** Record excerpts follows **
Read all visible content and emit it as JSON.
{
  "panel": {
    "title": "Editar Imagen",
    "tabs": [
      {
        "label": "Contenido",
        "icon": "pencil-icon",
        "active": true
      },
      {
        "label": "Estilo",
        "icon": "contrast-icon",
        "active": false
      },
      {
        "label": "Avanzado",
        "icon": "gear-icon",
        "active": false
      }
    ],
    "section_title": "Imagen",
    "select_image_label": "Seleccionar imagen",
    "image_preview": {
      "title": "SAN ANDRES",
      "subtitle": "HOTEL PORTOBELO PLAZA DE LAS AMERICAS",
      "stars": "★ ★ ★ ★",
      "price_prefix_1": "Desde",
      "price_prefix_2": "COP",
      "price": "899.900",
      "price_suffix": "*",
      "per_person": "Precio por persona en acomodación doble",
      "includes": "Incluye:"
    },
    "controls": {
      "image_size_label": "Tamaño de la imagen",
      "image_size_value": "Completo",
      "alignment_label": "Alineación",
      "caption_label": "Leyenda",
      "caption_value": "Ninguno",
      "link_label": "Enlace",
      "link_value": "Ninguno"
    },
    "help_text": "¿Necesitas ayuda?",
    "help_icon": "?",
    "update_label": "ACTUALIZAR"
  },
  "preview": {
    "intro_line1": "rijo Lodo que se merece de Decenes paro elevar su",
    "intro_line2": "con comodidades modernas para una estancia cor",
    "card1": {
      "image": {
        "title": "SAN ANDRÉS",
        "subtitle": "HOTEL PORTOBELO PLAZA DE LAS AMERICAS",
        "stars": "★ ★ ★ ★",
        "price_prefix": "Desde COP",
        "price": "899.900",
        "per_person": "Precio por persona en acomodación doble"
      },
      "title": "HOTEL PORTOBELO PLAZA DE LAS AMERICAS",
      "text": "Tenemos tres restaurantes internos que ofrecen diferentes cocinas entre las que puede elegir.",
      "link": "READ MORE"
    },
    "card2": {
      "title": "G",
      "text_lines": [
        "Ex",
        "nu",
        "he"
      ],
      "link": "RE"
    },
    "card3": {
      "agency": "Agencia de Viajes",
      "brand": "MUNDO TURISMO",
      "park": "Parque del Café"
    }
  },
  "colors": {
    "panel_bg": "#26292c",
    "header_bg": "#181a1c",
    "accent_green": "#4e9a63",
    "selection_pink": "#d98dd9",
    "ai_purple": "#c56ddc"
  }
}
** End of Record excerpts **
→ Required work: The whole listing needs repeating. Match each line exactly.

→ Answer box:
Read all visible content and emit it as JSON.
{
  "panel": {
    "title": "Editar Imagen",
    "tabs": [
      {
        "label": "Contenido",
        "icon": "pencil-icon",
        "active": true
      },
      {
        "label": "Estilo",
        "icon": "contrast-icon",
        "active": false
      },
      {
        "label": "Avanzado",
        "icon": "gear-icon",
        "active": false
      }
    ],
    "section_title": "Imagen",
    "select_image_label": "Seleccionar imagen",
    "image_preview": {
      "title": "SAN ANDRES",
      "subtitle": "HOTEL PORTOBELO PLAZA DE LAS AMERICAS",
      "stars": "★ ★ ★ ★",
      "price_prefix_1": "Desde",
      "price_prefix_2": "COP",
      "price": "899.900",
      "price_suffix": "*",
      "per_person": "Precio por persona en acomodación doble",
      "includes": "Incluye:"
    },
    "controls": {
      "image_size_label": "Tamaño de la imagen",
      "image_size_value": "Completo",
      "alignment_label": "Alineación",
      "caption_label": "Leyenda",
      "caption_value": "Ninguno",
      "link_label": "Enlace",
      "link_value": "Ninguno"
    },
    "help_text": "¿Necesitas ayuda?",
    "help_icon": "?",
    "update_label": "ACTUALIZAR"
  },
  "preview": {
    "intro_line1": "rijo Lodo que se merece de Decenes paro elevar su",
    "intro_line2": "con comodidades modernas para una estancia cor",
    "card1": {
      "image": {
        "title": "SAN ANDRÉS",
        "subtitle": "HOTEL PORTOBELO PLAZA DE LAS AMERICAS",
        "stars": "★ ★ ★ ★",
        "price_prefix": "Desde COP",
        "price": "899.900",
        "per_person": "Precio por persona en acomodación doble"
      },
      "title": "HOTEL PORTOBELO PLAZA DE LAS AMERICAS",
      "text": "Tenemos tres restaurantes internos que ofrecen diferentes cocinas entre las que puede elegir.",
      "link": "READ MORE"
    },
    "card2": {
      "title": "G",
      "text_lines": [
        "Ex",
        "nu",
        "he"
      ],
      "link": "RE"
    },
    "card3": {
      "agency": "Agencia de Viajes",
      "brand": "MUNDO TURISMO",
      "park": "Parque del Café"
    }
  },
  "colors": {
    "panel_bg": "#26292c",
    "header_bg": "#181a1c",
    "accent_green": "#4e9a63",
    "selection_pink": "#d98dd9",
    "ai_purple": "#c56ddc"
  }
}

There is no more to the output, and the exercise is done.